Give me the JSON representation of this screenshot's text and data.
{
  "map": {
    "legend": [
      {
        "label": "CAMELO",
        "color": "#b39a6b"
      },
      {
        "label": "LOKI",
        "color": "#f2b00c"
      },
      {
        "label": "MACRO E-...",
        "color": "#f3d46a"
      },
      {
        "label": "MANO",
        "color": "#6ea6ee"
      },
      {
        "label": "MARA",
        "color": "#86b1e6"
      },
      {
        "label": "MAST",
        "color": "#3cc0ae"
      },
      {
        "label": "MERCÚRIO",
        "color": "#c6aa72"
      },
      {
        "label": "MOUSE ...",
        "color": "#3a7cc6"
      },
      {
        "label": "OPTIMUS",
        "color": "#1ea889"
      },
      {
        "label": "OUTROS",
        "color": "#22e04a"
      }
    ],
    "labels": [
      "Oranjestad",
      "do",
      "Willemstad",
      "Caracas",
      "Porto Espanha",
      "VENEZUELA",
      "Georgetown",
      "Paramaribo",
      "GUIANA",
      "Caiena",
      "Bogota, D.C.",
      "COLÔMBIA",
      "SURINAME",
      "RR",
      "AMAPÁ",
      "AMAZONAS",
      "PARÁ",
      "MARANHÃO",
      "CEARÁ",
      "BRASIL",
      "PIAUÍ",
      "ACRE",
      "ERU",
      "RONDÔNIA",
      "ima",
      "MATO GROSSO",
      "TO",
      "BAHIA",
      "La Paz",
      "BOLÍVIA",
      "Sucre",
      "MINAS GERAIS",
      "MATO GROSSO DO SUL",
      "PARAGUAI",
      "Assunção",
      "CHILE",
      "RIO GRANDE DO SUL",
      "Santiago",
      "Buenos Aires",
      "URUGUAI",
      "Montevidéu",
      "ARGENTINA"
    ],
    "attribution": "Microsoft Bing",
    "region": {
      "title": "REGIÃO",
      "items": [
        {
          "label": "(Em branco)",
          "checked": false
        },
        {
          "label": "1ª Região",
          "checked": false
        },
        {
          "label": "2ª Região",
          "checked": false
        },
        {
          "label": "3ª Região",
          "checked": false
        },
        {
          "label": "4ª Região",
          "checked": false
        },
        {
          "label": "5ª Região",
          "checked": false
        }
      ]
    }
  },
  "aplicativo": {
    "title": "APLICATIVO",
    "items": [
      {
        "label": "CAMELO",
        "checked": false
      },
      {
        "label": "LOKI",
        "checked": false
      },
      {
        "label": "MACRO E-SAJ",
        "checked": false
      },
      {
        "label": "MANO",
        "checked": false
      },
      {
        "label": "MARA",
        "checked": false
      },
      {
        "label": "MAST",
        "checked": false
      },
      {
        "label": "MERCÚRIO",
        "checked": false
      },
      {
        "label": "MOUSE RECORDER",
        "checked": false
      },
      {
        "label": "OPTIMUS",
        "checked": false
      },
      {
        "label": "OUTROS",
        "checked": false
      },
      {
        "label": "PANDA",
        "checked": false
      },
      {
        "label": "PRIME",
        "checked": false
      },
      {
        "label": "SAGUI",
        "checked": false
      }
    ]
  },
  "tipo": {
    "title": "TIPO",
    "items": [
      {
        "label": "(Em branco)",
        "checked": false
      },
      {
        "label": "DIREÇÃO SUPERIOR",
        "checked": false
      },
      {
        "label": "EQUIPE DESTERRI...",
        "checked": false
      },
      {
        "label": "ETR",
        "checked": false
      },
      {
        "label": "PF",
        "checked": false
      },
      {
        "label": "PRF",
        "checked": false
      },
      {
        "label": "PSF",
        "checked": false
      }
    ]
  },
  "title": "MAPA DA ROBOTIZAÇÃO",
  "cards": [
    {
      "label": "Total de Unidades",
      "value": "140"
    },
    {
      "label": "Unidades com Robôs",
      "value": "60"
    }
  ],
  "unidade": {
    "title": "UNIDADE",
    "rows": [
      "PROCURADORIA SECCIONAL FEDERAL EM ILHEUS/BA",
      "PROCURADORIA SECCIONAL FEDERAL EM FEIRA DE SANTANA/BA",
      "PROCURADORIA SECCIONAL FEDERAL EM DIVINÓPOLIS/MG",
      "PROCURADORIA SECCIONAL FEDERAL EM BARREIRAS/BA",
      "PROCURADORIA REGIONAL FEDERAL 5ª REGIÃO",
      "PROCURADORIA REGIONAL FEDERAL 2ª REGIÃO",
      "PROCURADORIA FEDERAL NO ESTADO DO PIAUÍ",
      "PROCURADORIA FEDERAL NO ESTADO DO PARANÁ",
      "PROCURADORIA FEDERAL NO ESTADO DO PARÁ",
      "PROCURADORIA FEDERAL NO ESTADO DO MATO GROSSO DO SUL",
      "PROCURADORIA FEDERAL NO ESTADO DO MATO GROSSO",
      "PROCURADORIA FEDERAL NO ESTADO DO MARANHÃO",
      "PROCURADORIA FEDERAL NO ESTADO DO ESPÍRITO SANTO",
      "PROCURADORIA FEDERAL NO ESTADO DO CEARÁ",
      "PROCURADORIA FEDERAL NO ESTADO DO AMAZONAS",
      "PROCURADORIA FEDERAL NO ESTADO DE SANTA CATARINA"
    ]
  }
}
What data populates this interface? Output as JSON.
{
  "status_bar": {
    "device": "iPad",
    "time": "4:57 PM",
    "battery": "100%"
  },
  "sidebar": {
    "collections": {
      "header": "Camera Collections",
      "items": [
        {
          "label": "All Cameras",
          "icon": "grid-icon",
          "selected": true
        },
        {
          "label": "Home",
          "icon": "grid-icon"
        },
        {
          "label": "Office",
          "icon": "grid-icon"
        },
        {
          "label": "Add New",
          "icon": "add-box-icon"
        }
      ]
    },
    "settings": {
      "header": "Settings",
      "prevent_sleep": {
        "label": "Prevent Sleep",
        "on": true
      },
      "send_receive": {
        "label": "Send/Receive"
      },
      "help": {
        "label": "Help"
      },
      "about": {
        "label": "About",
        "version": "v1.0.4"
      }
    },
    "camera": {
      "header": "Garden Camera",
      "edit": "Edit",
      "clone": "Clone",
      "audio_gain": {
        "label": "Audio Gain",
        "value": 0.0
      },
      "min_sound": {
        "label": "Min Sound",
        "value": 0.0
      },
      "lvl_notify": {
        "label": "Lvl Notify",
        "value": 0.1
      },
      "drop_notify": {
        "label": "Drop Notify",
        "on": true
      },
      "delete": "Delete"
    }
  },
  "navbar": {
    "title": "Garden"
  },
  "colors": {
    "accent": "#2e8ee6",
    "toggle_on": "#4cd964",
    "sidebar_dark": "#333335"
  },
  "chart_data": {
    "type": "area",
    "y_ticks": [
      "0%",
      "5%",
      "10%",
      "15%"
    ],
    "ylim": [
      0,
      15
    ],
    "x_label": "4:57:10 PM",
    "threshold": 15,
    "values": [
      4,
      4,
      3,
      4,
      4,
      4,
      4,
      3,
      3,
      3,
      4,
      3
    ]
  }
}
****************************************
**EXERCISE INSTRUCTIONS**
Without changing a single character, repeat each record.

**WORKED SOLUTION**
Give me the JSON representation of this screenshot's text and data.
{
  "map": {
    "legend": [
      {
        "label": "CAMELO",
        "color": "#b39a6b"
      },
      {
        "label": "LOKI",
        "color": "#f2b00c"
      },
      {
        "label": "MACRO E-...",
        "color": "#f3d46a"
      },
      {
        "label": "MANO",
        "color": "#6ea6ee"
      },
      {
        "label": "MARA",
        "color": "#86b1e6"
      },
      {
        "label": "MAST",
        "color": "#3cc0ae"
      },
      {
        "label": "MERCÚRIO",
        "color": "#c6aa72"
      },
      {
        "label": "MOUSE ...",
        "color": "#3a7cc6"
      },
      {
        "label": "OPTIMUS",
        "color": "#1ea889"
      },
      {
        "label": "OUTROS",
        "color": "#22e04a"
      }
    ],
    "labels": [
      "Oranjestad",
      "do",
      "Willemstad",
      "Caracas",
      "Porto Espanha",
      "VENEZUELA",
      "Georgetown",
      "Paramaribo",
      "GUIANA",
      "Caiena",
      "Bogota, D.C.",
      "COLÔMBIA",
      "SURINAME",
      "RR",
      "AMAPÁ",
      "AMAZONAS",
      "PARÁ",
      "MARANHÃO",
      "CEARÁ",
      "BRASIL",
      "PIAUÍ",
      "ACRE",
      "ERU",
      "RONDÔNIA",
      "ima",
      "MATO GROSSO",
      "TO",
      "BAHIA",
      "La Paz",
      "BOLÍVIA",
      "Sucre",
      "MINAS GERAIS",
      "MATO GROSSO DO SUL",
      "PARAGUAI",
      "Assunção",
      "CHILE",
      "RIO GRANDE DO SUL",
      "Santiago",
      "Buenos Aires",
      "URUGUAI",
      "Montevidéu",
      "ARGENTINA"
    ],
    "attribution": "Microsoft Bing",
    "region": {
      "title": "REGIÃO",
      "items": [
        {
          "label": "(Em branco)",
          "checked": false
        },
        {
          "label": "1ª Região",
          "checked": false
        },
        {
          "label": "2ª Região",
          "checked": false
        },
        {
          "label": "3ª Região",
          "checked": false
        },
        {
          "label": "4ª Região",
          "checked": false
        },
        {
          "label": "5ª Região",
          "checked": false
        }
      ]
    }
  },
  "aplicativo": {
    "title": "APLICATIVO",
    "items": [
      {
        "label": "CAMELO",
        "checked": false
      },
      {
        "label": "LOKI",
        "checked": false
      },
      {
        "label": "MACRO E-SAJ",
        "checked": false
      },
      {
        "label": "MANO",
        "checked": false
      },
      {
        "label": "MARA",
        "checked": false
      },
      {
        "label": "MAST",
        "checked": false
      },
      {
        "label": "MERCÚRIO",
        "checked": false
      },
      {
        "label": "MOUSE RECORDER",
        "checked": false
      },
      {
        "label": "OPTIMUS",
        "checked": false
      },
      {
        "label": "OUTROS",
        "checked": false
      },
      {
        "label": "PANDA",
        "checked": false
      },
      {
        "label": "PRIME",
        "checked": false
      },
      {
        "label": "SAGUI",
        "checked": false
      }
    ]
  },
  "tipo": {
    "title": "TIPO",
    "items": [
      {
        "label": "(Em branco)",
        "checked": false
      },
      {
        "label": "DIREÇÃO SUPERIOR",
        "checked": false
      },
      {
        "label": "EQUIPE DESTERRI...",
        "checked": false
      },
      {
        "label": "ETR",
        "checked": false
      },
      {
        "label": "PF",
        "checked": false
      },
      {
        "label": "PRF",
        "checked": false
      },
      {
        "label": "PSF",
        "checked": false
      }
    ]
  },
  "title": "MAPA DA ROBOTIZAÇÃO",
  "cards": [
    {
      "label": "Total de Unidades",
      "value": "140"
    },
    {
      "label": "Unidades com Robôs",
      "value": "60"
    }
  ],
  "unidade": {
    "title": "UNIDADE",
    "rows": [
      "PROCURADORIA SECCIONAL FEDERAL EM ILHEUS/BA",
      "PROCURADORIA SECCIONAL FEDERAL EM FEIRA DE SANTANA/BA",
      "PROCURADORIA SECCIONAL FEDERAL EM DIVINÓPOLIS/MG",
      "PROCURADORIA SECCIONAL FEDERAL EM BARREIRAS/BA",
      "PROCURADORIA REGIONAL FEDERAL 5ª REGIÃO",
      "PROCURADORIA REGIONAL FEDERAL 2ª REGIÃO",
      "PROCURADORIA FEDERAL NO ESTADO DO PIAUÍ",
      "PROCURADORIA FEDERAL NO ESTADO DO PARANÁ",
      "PROCURADORIA FEDERAL NO ESTADO DO PARÁ",
      "PROCURADORIA FEDERAL NO ESTADO DO MATO GROSSO DO SUL",
      "PROCURADORIA FEDERAL NO ESTADO DO MATO GROSSO",
      "PROCURADORIA FEDERAL NO ESTADO DO MARANHÃO",
      "PROCURADORIA FEDERAL NO ESTADO DO ESPÍRITO SANTO",
      "PROCURADORIA FEDERAL NO ESTADO DO CEARÁ",
      "PROCURADORIA FEDERAL NO ESTADO DO AMAZONAS",
      "PROCURADORIA FEDERAL NO ESTADO DE SANTA CATARINA"
    ]
  }
}
What data populates this interface? Output as JSON.
{
  "status_bar": {
    "device": "iPad",
    "time": "4:57 PM",
    "battery": "100%"
  },
  "sidebar": {
    "collections": {
      "header": "Camera Collections",
      "items": [
        {
          "label": "All Cameras",
          "icon": "grid-icon",
          "selected": true
        },
        {
          "label": "Home",
          "icon": "grid-icon"
        },
        {
          "label": "Office",
          "icon": "grid-icon"
        },
        {
          "label": "Add New",
          "icon": "add-box-icon"
        }
      ]
    },
    "settings": {
      "header": "Settings",
      "prevent_sleep": {
        "label": "Prevent Sleep",
        "on": true
      },
      "send_receive": {
        "label": "Send/Receive"
      },
      "help": {
        "label": "Help"
      },
      "about": {
        "label": "About",
        "version": "v1.0.4"
      }
    },
    "camera": {
      "header": "Garden Camera",
      "edit": "Edit",
      "clone": "Clone",
      "audio_gain": {
        "label": "Audio Gain",
        "value": 0.0
      },
      "min_sound": {
        "label": "Min Sound",
        "value": 0.0
      },
      "lvl_notify": {
        "label": "Lvl Notify",
        "value": 0.1
      },
      "drop_notify": {
        "label": "Drop Notify",
        "on": true
      },
      "delete": "Delete"
    }
  },
  "navbar": {
    "title": "Garden"
  },
  "colors": {
    "accent": "#2e8ee6",
    "toggle_on": "#4cd964",
    "sidebar_dark": "#333335"
  },
  "chart_data": {
    "type": "area",
    "y_ticks": [
      "0%",
      "5%",
      "10%",
      "15%"
    ],
    "ylim": [
      0,
      15
    ],
    "x_label": "4:57:10 PM",
    "threshold": 15,
    "values": [
      4,
      4,
      3,
      4,
      4,
      4,
      4,
      3,
      3,
      3,
      4,
      3
    ]
  }
}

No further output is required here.